This week, Panama hosts the 8th Our Ocean Conference to catalyze meaningful actions – from governments, philanthropies, businesses, and others – to address the most pressing challenges facing the ocean. Since 2014, Our Ocean Conferences have generated more than 1800 commitments valued at more than $100 billion. This year’s conference is shaping up to be another success, so watch for more in the days to come.
At the same, negotiators in New York are hard at work to conclude an agreement for the management and protection of the high seas, an area of ocean that covers nearly half the planet. With the successful conclusion of this agreement, we will create – for the first time – an effective, collaborative, and cross-sectoral approach to establishing marine protected areas on the high seas. We hope for a successful agreement very soon.
Both of these events will shape the conservation and recovery of the ocean’s vast biodiversity for many years to come. Perhaps it is fitting they coincide with the 50th anniversary of CITES, the Convention on International Trade in Endangered Species of Wild Fauna and Flora.
Today, CITES protects almost 40,000 species against over-exploitation because of international trade. And I can assure you in addition to the traditional foreign policy issues we grapple with here at State, your U.S. diplomats continue to work to protect elephants, rhinos, sharks, and all the other threatened species of plants and animals that need protection.

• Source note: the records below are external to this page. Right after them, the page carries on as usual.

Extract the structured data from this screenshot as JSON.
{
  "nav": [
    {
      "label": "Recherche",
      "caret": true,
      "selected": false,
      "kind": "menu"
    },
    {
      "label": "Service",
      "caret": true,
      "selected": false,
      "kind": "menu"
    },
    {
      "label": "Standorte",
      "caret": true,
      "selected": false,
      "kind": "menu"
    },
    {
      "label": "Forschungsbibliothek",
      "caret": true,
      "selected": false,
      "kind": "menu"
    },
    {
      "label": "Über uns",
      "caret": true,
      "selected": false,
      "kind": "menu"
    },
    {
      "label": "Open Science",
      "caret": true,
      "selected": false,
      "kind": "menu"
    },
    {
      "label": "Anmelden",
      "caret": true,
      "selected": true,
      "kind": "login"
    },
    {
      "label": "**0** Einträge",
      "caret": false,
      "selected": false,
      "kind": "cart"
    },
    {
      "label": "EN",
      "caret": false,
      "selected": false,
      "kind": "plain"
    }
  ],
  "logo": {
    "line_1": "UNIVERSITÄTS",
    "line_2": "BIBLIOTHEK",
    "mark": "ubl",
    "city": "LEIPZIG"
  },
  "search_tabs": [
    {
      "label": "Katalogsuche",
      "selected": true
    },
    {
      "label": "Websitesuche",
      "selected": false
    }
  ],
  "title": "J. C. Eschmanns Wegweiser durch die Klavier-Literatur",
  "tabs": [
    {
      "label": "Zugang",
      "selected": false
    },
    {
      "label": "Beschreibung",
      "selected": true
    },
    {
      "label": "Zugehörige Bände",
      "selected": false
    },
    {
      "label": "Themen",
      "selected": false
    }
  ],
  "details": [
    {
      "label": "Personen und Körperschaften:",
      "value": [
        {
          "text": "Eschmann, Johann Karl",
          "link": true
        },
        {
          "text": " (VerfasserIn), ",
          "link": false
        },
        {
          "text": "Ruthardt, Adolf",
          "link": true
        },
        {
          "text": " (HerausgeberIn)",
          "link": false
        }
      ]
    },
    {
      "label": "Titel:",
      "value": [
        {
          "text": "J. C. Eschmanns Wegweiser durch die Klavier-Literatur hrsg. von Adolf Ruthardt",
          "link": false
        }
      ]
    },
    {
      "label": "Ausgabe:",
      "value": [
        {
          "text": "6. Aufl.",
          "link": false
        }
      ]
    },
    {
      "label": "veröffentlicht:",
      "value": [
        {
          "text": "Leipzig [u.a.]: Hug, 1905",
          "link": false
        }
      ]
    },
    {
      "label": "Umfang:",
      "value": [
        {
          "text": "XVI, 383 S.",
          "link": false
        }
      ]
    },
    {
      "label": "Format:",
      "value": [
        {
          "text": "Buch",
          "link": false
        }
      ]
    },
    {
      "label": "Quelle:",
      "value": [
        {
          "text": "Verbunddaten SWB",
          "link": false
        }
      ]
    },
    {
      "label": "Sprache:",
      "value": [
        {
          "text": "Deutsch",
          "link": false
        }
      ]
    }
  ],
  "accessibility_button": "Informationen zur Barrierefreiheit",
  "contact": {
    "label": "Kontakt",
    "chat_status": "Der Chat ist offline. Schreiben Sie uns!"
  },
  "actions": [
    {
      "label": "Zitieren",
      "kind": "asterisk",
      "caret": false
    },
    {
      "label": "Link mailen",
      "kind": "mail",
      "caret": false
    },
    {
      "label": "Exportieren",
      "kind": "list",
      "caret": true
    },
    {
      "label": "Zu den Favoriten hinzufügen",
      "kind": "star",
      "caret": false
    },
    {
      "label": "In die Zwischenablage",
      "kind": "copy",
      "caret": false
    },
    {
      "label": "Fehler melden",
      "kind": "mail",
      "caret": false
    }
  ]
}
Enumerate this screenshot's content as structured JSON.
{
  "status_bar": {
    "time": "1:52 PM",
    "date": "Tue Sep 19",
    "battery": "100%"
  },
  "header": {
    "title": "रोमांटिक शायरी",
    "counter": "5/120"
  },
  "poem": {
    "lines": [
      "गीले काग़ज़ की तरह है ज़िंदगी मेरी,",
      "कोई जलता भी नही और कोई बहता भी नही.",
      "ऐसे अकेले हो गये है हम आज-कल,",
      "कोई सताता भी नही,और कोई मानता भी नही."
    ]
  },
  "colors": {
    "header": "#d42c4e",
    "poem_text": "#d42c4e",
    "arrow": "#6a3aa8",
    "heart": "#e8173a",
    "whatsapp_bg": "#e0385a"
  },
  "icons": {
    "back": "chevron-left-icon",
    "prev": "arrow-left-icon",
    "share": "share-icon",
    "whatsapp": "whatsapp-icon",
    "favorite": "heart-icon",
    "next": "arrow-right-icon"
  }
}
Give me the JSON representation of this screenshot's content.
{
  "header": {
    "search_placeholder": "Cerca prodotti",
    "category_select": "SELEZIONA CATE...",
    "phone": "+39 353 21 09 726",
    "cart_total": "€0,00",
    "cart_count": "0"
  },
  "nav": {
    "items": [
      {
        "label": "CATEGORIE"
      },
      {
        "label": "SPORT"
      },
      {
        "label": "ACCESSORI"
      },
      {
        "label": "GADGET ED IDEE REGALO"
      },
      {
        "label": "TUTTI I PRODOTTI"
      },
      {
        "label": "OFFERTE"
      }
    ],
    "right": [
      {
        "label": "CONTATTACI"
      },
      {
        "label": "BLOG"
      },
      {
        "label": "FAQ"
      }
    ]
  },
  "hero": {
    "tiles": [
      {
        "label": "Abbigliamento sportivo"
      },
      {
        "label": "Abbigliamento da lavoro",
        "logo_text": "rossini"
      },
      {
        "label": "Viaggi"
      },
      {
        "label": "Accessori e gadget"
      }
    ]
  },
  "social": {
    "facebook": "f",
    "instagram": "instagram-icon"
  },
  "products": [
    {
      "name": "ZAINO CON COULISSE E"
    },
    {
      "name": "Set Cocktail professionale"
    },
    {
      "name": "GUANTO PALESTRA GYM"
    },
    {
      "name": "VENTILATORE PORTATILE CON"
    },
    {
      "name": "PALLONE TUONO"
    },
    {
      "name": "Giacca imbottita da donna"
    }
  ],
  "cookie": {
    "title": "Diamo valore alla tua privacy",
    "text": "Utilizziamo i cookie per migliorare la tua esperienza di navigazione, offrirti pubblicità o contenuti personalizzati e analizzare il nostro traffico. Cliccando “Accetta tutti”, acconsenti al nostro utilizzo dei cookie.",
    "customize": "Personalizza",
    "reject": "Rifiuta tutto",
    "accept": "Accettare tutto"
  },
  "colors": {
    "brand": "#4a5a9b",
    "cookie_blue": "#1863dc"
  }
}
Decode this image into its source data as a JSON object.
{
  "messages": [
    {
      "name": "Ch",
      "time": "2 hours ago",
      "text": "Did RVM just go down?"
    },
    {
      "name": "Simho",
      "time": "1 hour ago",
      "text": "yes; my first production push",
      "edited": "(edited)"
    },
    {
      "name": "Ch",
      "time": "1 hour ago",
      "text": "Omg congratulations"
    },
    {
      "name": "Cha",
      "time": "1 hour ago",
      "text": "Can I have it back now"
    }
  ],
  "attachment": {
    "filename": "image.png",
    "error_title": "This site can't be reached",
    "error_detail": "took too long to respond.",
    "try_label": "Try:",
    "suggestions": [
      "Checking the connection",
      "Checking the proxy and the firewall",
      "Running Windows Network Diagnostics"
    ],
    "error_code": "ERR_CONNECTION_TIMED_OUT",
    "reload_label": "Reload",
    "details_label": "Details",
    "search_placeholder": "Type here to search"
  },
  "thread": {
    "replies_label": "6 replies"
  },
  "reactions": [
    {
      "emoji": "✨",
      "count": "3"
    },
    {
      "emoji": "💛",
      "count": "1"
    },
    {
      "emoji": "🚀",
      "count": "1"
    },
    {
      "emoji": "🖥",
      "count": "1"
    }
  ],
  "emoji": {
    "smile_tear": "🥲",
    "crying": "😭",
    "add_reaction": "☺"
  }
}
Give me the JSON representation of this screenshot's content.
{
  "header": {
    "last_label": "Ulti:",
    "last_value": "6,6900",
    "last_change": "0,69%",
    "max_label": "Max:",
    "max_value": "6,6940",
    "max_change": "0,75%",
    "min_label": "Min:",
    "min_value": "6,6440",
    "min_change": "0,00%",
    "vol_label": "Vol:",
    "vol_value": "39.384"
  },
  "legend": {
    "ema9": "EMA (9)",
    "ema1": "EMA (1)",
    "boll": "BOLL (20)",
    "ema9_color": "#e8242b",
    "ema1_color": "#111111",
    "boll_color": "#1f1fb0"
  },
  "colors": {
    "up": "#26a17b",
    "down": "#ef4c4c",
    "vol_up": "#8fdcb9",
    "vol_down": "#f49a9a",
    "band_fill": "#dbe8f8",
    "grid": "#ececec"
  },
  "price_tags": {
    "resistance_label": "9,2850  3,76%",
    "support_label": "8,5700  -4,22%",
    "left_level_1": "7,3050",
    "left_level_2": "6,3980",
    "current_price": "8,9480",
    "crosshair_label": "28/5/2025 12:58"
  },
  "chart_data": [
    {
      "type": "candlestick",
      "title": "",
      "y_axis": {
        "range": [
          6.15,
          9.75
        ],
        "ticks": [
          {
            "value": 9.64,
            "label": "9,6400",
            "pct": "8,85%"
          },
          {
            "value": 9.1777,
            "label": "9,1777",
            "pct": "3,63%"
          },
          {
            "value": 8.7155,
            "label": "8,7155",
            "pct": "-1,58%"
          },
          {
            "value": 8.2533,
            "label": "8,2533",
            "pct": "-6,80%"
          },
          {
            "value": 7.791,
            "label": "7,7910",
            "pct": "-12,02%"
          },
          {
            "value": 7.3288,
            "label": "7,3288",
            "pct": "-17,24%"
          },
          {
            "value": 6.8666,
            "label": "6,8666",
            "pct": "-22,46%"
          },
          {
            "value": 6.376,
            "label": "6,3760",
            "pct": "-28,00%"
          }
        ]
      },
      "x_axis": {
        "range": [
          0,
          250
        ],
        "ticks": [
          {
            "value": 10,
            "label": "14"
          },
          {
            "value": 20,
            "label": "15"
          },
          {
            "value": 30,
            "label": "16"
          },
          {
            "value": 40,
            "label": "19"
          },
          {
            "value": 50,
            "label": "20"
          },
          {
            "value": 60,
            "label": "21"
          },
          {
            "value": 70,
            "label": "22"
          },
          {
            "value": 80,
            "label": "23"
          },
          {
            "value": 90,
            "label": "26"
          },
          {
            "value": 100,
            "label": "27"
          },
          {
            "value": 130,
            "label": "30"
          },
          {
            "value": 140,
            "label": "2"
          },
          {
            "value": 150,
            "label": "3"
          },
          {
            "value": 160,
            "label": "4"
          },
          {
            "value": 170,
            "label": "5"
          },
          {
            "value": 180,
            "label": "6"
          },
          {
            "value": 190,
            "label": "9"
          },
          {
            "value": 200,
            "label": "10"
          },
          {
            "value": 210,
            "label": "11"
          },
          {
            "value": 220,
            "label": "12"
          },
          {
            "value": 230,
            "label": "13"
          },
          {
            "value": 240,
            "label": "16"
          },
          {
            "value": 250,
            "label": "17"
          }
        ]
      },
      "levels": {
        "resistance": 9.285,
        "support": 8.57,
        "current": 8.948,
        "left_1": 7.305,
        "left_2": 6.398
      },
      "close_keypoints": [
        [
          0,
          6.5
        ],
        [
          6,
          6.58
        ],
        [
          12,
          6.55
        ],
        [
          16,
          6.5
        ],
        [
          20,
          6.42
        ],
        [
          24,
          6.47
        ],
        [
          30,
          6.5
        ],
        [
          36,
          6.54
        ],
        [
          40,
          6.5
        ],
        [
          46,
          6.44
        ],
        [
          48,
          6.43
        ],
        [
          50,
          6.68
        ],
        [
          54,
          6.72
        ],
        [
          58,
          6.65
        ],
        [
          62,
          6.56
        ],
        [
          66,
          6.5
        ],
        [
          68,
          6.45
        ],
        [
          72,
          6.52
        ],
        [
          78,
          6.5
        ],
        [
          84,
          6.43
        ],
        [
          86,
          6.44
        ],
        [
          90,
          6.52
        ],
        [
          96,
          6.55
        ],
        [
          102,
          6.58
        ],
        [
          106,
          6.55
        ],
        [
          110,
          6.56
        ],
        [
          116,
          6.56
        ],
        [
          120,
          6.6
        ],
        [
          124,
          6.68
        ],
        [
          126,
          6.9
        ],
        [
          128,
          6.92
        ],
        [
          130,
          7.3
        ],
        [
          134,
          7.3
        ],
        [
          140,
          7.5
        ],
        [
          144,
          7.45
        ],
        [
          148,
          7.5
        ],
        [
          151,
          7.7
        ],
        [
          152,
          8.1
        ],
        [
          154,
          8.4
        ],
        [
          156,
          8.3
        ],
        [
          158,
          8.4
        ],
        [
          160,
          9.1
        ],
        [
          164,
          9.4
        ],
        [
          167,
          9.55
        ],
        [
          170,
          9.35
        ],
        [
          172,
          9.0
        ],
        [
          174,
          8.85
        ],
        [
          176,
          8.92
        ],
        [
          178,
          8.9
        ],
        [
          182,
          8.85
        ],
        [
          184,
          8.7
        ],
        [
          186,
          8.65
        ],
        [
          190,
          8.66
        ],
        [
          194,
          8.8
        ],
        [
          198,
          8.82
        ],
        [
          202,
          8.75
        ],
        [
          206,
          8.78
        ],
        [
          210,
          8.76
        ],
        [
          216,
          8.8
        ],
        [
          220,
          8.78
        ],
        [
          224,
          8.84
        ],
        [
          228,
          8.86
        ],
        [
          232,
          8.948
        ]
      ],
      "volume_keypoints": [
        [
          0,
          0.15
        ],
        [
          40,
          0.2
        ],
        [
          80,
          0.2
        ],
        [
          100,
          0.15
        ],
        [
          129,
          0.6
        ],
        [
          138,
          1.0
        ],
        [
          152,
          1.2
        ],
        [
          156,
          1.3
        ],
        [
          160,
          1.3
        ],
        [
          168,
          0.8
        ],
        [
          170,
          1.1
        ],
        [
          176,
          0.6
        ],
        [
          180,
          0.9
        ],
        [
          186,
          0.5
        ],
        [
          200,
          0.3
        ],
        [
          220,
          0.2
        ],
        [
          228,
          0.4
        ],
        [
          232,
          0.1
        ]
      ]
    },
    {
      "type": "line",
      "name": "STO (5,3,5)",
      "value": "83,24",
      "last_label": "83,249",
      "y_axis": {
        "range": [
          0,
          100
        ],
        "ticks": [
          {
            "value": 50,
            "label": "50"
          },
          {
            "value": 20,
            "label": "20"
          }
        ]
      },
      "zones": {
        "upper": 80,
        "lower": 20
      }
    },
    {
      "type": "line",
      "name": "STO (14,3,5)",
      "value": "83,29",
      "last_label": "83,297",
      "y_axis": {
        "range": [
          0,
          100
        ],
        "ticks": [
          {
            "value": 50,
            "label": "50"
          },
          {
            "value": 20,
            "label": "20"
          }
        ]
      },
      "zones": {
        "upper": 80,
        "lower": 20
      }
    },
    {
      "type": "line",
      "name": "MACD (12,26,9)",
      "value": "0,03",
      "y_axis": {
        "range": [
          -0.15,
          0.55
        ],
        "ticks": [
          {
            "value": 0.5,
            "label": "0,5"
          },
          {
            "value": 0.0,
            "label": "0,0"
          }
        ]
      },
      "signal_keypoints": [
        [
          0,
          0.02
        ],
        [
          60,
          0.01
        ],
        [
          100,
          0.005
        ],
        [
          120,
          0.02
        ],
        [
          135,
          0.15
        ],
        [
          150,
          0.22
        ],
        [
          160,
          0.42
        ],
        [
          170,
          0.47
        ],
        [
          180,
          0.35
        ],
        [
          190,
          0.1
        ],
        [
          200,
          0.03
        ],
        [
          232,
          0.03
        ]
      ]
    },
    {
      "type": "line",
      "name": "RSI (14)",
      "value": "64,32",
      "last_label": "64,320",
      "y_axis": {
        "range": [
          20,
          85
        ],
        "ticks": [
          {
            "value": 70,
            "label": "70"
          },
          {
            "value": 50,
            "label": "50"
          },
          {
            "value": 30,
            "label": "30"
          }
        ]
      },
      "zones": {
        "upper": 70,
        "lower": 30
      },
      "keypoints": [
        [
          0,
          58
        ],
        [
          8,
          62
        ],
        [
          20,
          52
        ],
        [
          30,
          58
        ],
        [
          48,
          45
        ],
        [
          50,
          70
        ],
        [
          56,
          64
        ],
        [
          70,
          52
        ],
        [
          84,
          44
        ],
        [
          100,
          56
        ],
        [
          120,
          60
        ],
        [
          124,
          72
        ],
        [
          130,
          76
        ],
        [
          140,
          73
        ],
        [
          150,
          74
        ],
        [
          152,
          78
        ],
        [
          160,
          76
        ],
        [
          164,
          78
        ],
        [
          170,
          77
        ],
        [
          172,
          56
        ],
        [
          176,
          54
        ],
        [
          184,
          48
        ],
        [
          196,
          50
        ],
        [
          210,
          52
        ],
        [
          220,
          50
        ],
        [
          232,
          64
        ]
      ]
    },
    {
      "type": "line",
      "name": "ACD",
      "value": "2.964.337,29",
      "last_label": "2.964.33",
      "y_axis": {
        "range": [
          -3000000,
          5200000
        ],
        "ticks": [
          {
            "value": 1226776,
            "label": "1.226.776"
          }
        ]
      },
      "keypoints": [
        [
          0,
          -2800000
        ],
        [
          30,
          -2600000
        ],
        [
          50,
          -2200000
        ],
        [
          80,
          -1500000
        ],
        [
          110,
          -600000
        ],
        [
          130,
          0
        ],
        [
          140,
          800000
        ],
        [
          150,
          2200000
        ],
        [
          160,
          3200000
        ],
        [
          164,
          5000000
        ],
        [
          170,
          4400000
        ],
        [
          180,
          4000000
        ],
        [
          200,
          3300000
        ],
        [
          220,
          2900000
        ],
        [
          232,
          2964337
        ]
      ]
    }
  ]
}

So how does CITES help? After all, it’s not a magic wand or a silver bullet. It is legally binding commitments – built on sound scientific analyses and a lot of hard work. We all know about the work to protect elephants, rhinos, sharks, and tigers over the past few years. CITES has helped us do just that. Although they remain under threat, there would be far fewer of these iconic species had CITES not existed.
Sadly, there are even more threats to biodiversity and to specific species today than when CITES entered into force. But CITES Parties have responded. So many other species are under threat – sharks, frogs, rare trees, corals – this treaty is more important than ever. And it is one the United States takes very seriously.
Let me share a few of the recent successes and ongoing work of the State Department and our partners to combat wildlife trafficking and protect our world’s wild fauna and flora. It is a whole of government effort. Our U.S. Wildlife Trafficking Task Force implements the U.S. National Strategy for Combating Wildlife Trafficking and leverages the expertise and programs of 17 federal agencies. The Task Force targets the most pressing wildlife concerns, such as financial crimes associated with wildlife trafficking, by building capacity and expertise for financial investigations.
We work closely with international partners. For example, we are working with the Government of Norway and the World Resources Institute to create a new Nature Crime Alliance. It aims to catalyze political will, foster financial commitments, and build operational capacity to fight nature crimes.
And finally, we continue to add partners to the Illegal, Unreported, and Unregulated Fishing Action Alliance. Through that Alliance, we are bringing greater transparency to what fishing vessels are doing on the water and to seafood supply chains.
As we reflect on the last 50 years, we can be proud of the U.S. commitment to CITES and what we have accomplished by working together. CITES and our shared commitments and efforts have made a difference.
Looking ahead to the next 50 years, this work will be even more important as we strive to protect biodiversity and the increasing number of endangered species. The threats are real. But so is our determination.